African-American hairstyles have demonstrated both defiance and sophistication. In the late 1960s and 1970s Afros were considered expressions of cultural identity as well as a rebellion against conforming to the beauty norms of white culture. Today, African-Americans have created exotic, new Afros that grace the pages of mainstream fashion magazines, celebrating their culture throughout the world.
Twists, when applied to an Afro, can add dimension. Curls can be shaped close to the head in rows, or let loose in wild, Afro style. To achieve the right effect, you can begin by separating the hair and creating twists that can hang in different lengths or be partially brushed out for buoyant, free-form curls.
Roller-set Afros have the volume of Afros, but without the tight curl. The hair is shampooed and conditioned and divided into segments before setting on large rollers to dry. The process is also called "wet setting." A roller set maintains the fullness of the Afro with sophisticated style.
Afro puffs are a variation of a traditional Afro. They are made by parting the natural hair down the middle into two sections and wrapping a rubber band or hair elastic around the base of each segment of hair. Curls of each puff are brushed upward. Conditioner is often applied to add extra whimsy and puffiness.
Bantu Knots incorporate the styling of braids and twists, and extend from the head to resemble segmented Afro curls or knots. A Bantu knot is made by combing the hair into small sections about an inch apart.
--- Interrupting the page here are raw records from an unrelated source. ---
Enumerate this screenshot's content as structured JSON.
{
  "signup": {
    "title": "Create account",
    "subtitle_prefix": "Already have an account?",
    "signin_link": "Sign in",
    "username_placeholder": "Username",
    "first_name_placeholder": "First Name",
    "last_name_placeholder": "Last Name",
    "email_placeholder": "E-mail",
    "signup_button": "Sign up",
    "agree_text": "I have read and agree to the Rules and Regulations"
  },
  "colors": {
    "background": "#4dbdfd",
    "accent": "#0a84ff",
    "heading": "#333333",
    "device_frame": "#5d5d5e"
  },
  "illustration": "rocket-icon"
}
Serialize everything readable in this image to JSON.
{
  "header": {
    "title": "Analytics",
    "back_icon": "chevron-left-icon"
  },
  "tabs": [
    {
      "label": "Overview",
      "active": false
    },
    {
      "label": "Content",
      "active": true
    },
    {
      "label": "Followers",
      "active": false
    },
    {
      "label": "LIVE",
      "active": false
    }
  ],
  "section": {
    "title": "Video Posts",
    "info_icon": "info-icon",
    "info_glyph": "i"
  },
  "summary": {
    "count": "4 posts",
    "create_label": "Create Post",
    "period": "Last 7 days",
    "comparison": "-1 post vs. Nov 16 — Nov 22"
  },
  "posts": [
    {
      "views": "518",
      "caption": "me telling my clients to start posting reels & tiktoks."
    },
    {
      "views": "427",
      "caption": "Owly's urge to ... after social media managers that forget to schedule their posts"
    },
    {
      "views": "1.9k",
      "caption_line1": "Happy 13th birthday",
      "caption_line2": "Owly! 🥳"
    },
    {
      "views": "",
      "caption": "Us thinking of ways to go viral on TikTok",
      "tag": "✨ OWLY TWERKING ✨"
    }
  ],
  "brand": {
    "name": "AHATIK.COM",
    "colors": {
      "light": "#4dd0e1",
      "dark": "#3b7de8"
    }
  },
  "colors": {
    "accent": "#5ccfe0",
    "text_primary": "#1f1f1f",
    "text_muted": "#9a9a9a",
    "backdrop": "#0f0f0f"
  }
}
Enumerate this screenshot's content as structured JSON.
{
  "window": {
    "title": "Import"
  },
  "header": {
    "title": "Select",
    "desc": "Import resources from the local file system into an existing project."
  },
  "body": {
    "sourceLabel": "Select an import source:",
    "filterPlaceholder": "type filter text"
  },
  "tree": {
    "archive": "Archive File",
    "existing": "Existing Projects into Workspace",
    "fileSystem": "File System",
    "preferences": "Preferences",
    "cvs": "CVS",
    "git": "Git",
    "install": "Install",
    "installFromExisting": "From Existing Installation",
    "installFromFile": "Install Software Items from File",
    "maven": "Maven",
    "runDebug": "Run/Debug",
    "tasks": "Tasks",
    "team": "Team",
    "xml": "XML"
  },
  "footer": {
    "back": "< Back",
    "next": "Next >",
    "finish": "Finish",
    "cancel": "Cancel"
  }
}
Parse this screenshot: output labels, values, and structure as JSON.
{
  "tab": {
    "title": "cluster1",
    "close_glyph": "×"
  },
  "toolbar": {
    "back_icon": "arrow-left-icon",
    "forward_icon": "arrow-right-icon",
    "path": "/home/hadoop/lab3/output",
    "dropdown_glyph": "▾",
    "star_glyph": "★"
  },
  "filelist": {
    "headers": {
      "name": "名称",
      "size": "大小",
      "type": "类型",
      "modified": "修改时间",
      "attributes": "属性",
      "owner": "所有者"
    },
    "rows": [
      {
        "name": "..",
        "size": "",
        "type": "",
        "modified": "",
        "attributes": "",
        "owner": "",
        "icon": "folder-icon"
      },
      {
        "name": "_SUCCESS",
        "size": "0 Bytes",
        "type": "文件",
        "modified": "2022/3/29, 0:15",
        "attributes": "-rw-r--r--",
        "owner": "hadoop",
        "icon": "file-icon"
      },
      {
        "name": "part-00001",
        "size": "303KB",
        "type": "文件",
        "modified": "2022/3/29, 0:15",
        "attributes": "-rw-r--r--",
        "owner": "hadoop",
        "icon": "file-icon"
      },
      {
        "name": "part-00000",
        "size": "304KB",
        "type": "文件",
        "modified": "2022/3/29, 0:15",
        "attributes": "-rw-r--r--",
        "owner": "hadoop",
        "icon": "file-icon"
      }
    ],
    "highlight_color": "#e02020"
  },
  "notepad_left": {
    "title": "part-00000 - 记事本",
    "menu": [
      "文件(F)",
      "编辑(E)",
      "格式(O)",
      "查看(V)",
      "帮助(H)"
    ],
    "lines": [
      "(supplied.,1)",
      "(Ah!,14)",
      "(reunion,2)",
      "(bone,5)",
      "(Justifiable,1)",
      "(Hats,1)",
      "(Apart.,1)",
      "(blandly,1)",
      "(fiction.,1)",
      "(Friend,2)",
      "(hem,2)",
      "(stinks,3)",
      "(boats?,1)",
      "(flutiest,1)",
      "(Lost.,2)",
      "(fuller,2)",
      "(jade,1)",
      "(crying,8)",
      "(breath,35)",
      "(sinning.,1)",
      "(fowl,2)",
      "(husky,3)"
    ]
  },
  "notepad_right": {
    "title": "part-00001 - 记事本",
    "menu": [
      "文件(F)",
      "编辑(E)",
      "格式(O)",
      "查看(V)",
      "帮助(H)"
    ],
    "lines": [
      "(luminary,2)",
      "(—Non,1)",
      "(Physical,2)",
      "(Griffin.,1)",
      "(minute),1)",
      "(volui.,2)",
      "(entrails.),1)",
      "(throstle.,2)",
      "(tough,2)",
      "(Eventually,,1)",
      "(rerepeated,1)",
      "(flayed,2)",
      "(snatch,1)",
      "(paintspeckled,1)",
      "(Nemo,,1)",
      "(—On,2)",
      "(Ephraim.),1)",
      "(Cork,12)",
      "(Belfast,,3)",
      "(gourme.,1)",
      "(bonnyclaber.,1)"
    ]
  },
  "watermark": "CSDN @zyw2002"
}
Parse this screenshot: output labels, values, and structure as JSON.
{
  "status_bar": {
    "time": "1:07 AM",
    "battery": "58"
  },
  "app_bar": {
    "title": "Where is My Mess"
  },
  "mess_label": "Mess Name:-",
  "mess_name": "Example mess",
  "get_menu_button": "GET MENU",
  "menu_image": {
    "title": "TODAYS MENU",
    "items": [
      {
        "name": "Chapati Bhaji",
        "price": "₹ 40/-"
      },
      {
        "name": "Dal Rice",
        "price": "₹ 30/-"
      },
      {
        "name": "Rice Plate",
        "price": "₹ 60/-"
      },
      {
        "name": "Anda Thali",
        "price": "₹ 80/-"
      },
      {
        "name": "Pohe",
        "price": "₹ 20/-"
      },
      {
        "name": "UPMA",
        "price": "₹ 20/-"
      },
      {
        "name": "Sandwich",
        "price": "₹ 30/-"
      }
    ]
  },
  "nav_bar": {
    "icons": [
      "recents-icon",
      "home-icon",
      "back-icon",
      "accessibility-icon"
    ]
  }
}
Gel is applied and the curls are twisted around a finger and tucked under the twist with a bobby-pin. The process is repeated until the little knots or twists cover the entire head.